=== Exercise data ===
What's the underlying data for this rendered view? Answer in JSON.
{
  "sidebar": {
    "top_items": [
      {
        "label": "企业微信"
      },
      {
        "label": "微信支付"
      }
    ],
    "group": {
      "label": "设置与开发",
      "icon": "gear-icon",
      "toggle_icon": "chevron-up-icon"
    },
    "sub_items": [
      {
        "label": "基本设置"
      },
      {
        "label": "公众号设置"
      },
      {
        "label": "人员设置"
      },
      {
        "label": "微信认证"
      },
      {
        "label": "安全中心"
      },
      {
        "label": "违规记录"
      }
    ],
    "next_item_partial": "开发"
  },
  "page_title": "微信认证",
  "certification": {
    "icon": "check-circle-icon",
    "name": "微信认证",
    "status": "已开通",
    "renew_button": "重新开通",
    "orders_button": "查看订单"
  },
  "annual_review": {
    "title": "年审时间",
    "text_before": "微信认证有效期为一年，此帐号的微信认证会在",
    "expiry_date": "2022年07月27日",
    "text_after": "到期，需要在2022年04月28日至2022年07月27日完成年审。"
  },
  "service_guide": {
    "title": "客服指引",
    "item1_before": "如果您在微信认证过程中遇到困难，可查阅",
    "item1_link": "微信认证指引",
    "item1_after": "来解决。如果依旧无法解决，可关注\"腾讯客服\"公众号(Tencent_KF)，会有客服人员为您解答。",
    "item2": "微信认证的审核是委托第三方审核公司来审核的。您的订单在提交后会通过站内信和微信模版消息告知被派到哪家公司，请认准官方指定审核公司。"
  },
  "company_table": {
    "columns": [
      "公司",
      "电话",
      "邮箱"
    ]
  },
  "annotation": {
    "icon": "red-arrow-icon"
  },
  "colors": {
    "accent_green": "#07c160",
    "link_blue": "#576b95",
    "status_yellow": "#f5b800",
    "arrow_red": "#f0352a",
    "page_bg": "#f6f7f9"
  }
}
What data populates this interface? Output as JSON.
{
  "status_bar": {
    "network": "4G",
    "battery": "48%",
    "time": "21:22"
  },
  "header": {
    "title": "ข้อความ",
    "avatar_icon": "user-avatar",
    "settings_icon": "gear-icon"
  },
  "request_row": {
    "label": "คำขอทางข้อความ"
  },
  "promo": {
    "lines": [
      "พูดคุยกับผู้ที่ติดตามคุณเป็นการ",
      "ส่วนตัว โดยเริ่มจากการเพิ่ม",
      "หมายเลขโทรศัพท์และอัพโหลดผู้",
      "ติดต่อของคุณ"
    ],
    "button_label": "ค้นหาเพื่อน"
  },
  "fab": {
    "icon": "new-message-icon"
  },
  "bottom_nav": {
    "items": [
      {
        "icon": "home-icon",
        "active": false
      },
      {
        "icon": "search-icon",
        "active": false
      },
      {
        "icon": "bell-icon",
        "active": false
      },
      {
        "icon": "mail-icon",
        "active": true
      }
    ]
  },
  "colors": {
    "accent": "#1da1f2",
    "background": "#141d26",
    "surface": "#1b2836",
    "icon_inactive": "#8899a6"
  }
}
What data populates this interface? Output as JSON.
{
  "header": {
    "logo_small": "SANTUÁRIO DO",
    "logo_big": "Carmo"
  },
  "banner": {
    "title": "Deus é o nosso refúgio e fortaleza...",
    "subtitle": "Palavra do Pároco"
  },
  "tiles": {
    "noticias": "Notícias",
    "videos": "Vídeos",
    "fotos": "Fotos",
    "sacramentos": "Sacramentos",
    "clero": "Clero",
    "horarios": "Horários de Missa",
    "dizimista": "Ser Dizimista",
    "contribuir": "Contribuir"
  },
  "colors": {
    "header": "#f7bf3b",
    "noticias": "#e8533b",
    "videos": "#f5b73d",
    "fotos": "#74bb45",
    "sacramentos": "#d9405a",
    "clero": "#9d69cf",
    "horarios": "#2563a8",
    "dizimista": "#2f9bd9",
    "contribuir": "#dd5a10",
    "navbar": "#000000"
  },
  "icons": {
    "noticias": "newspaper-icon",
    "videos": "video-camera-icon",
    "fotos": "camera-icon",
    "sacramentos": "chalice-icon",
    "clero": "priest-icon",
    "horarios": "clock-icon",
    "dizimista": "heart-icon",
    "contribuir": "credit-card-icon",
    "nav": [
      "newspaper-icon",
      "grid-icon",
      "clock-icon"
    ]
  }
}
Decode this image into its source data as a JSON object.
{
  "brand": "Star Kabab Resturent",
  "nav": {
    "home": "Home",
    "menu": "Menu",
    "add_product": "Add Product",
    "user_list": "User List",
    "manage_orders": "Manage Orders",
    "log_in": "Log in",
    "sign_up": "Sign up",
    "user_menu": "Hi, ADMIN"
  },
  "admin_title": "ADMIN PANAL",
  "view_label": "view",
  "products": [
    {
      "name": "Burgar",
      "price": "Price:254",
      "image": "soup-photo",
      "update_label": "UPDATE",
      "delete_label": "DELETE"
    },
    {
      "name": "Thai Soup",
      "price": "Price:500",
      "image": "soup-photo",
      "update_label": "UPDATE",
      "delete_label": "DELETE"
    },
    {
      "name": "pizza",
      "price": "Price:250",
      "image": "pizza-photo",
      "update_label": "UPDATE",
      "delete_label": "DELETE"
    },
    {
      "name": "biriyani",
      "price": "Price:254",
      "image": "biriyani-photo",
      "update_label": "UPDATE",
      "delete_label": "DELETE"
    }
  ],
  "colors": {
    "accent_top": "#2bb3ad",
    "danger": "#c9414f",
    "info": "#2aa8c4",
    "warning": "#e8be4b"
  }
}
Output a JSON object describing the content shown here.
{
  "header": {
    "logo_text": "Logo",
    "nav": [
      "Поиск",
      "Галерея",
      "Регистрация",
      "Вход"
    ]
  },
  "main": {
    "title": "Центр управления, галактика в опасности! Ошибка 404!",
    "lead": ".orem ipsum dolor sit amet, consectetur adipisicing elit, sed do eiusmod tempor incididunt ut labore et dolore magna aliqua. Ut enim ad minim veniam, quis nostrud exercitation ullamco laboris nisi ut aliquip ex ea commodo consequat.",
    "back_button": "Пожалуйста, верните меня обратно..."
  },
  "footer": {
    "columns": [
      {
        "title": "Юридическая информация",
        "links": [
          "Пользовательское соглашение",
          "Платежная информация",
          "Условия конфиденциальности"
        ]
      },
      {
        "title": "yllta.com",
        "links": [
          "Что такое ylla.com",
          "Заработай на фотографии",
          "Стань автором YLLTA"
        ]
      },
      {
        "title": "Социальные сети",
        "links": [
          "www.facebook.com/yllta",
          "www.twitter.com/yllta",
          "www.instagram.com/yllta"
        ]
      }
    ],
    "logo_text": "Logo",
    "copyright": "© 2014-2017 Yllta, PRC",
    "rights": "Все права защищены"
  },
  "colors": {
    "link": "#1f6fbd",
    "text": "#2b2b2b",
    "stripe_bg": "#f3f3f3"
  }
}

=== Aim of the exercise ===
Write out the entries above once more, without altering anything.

=== Response area ===
What's the underlying data for this rendered view? Answer in JSON.
{
  "sidebar": {
    "top_items": [
      {
        "label": "企业微信"
      },
      {
        "label": "微信支付"
      }
    ],
    "group": {
      "label": "设置与开发",
      "icon": "gear-icon",
      "toggle_icon": "chevron-up-icon"
    },
    "sub_items": [
      {
        "label": "基本设置"
      },
      {
        "label": "公众号设置"
      },
      {
        "label": "人员设置"
      },
      {
        "label": "微信认证"
      },
      {
        "label": "安全中心"
      },
      {
        "label": "违规记录"
      }
    ],
    "next_item_partial": "开发"
  },
  "page_title": "微信认证",
  "certification": {
    "icon": "check-circle-icon",
    "name": "微信认证",
    "status": "已开通",
    "renew_button": "重新开通",
    "orders_button": "查看订单"
  },
  "annual_review": {
    "title": "年审时间",
    "text_before": "微信认证有效期为一年，此帐号的微信认证会在",
    "expiry_date": "2022年07月27日",
    "text_after": "到期，需要在2022年04月28日至2022年07月27日完成年审。"
  },
  "service_guide": {
    "title": "客服指引",
    "item1_before": "如果您在微信认证过程中遇到困难，可查阅",
    "item1_link": "微信认证指引",
    "item1_after": "来解决。如果依旧无法解决，可关注\"腾讯客服\"公众号(Tencent_KF)，会有客服人员为您解答。",
    "item2": "微信认证的审核是委托第三方审核公司来审核的。您的订单在提交后会通过站内信和微信模版消息告知被派到哪家公司，请认准官方指定审核公司。"
  },
  "company_table": {
    "columns": [
      "公司",
      "电话",
      "邮箱"
    ]
  },
  "annotation": {
    "icon": "red-arrow-icon"
  },
  "colors": {
    "accent_green": "#07c160",
    "link_blue": "#576b95",
    "status_yellow": "#f5b800",
    "arrow_red": "#f0352a",
    "page_bg": "#f6f7f9"
  }
}
What data populates this interface? Output as JSON.
{
  "status_bar": {
    "network": "4G",
    "battery": "48%",
    "time": "21:22"
  },
  "header": {
    "title": "ข้อความ",
    "avatar_icon": "user-avatar",
    "settings_icon": "gear-icon"
  },
  "request_row": {
    "label": "คำขอทางข้อความ"
  },
  "promo": {
    "lines": [
      "พูดคุยกับผู้ที่ติดตามคุณเป็นการ",
      "ส่วนตัว โดยเริ่มจากการเพิ่ม",
      "หมายเลขโทรศัพท์และอัพโหลดผู้",
      "ติดต่อของคุณ"
    ],
    "button_label": "ค้นหาเพื่อน"
  },
  "fab": {
    "icon": "new-message-icon"
  },
  "bottom_nav": {
    "items": [
      {
        "icon": "home-icon",
        "active": false
      },
      {
        "icon": "search-icon",
        "active": false
      },
      {
        "icon": "bell-icon",
        "active": false
      },
      {
        "icon": "mail-icon",
        "active": true
      }
    ]
  },
  "colors": {
    "accent": "#1da1f2",
    "background": "#141d26",
    "surface": "#1b2836",
    "icon_inactive": "#8899a6"
  }
}
What data populates this interface? Output as JSON.
{
  "header": {
    "logo_small": "SANTUÁRIO DO",
    "logo_big": "Carmo"
  },
  "banner": {
    "title": "Deus é o nosso refúgio e fortaleza...",
    "subtitle": "Palavra do Pároco"
  },
  "tiles": {
    "noticias": "Notícias",
    "videos": "Vídeos",
    "fotos": "Fotos",
    "sacramentos": "Sacramentos",
    "clero": "Clero",
    "horarios": "Horários de Missa",
    "dizimista": "Ser Dizimista",
    "contribuir": "Contribuir"
  },
  "colors": {
    "header": "#f7bf3b",
    "noticias": "#e8533b",
    "videos": "#f5b73d",
    "fotos": "#74bb45",
    "sacramentos": "#d9405a",
    "clero": "#9d69cf",
    "horarios": "#2563a8",
    "dizimista": "#2f9bd9",
    "contribuir": "#dd5a10",
    "navbar": "#000000"
  },
  "icons": {
    "noticias": "newspaper-icon",
    "videos": "video-camera-icon",
    "fotos": "camera-icon",
    "sacramentos": "chalice-icon",
    "clero": "priest-icon",
    "horarios": "clock-icon",
    "dizimista": "heart-icon",
    "contribuir": "credit-card-icon",
    "nav": [
      "newspaper-icon",
      "grid-icon",
      "clock-icon"
    ]
  }
}
Decode this image into its source data as a JSON object.
{
  "brand": "Star Kabab Resturent",
  "nav": {
    "home": "Home",
    "menu": "Menu",
    "add_product": "Add Product",
    "user_list": "User List",
    "manage_orders": "Manage Orders",
    "log_in": "Log in",
    "sign_up": "Sign up",
    "user_menu": "Hi, ADMIN"
  },
  "admin_title": "ADMIN PANAL",
  "view_label": "view",
  "products": [
    {
      "name": "Burgar",
      "price": "Price:254",
      "image": "soup-photo",
      "update_label": "UPDATE",
      "delete_label": "DELETE"
    },
    {
      "name": "Thai Soup",
      "price": "Price:500",
      "image": "soup-photo",
      "update_label": "UPDATE",
      "delete_label": "DELETE"
    },
    {
      "name": "pizza",
      "price": "Price:250",
      "image": "pizza-photo",
      "update_label": "UPDATE",
      "delete_label": "DELETE"
    },
    {
      "name": "biriyani",
      "price": "Price:254",
      "image": "biriyani-photo",
      "update_label": "UPDATE",
      "delete_label": "DELETE"
    }
  ],
  "colors": {
    "accent_top": "#2bb3ad",
    "danger": "#c9414f",
    "info": "#2aa8c4",
    "warning": "#e8be4b"
  }
}
Output a JSON object describing the content shown here.
{
  "header": {
    "logo_text": "Logo",
    "nav": [
      "Поиск",
      "Галерея",
      "Регистрация",
      "Вход"
    ]
  },
  "main": {
    "title": "Центр управления, галактика в опасности! Ошибка 404!",
    "lead": ".orem ipsum dolor sit amet, consectetur adipisicing elit, sed do eiusmod tempor incididunt ut labore et dolore magna aliqua. Ut enim ad minim veniam, quis nostrud exercitation ullamco laboris nisi ut aliquip ex ea commodo consequat.",
    "back_button": "Пожалуйста, верните меня обратно..."
  },
  "footer": {
    "columns": [
      {
        "title": "Юридическая информация",
        "links": [
          "Пользовательское соглашение",
          "Платежная информация",
          "Условия конфиденциальности"
        ]
      },
      {
        "title": "yllta.com",
        "links": [
          "Что такое ylla.com",
          "Заработай на фотографии",
          "Стань автором YLLTA"
        ]
      },
      {
        "title": "Социальные сети",
        "links": [
          "www.facebook.com/yllta",
          "www.twitter.com/yllta",
          "www.instagram.com/yllta"
        ]
      }
    ],
    "logo_text": "Logo",
    "copyright": "© 2014-2017 Yllta, PRC",
    "rights": "Все права защищены"
  },
  "colors": {
    "link": "#1f6fbd",
    "text": "#2b2b2b",
    "stripe_bg": "#f3f3f3"
  }
}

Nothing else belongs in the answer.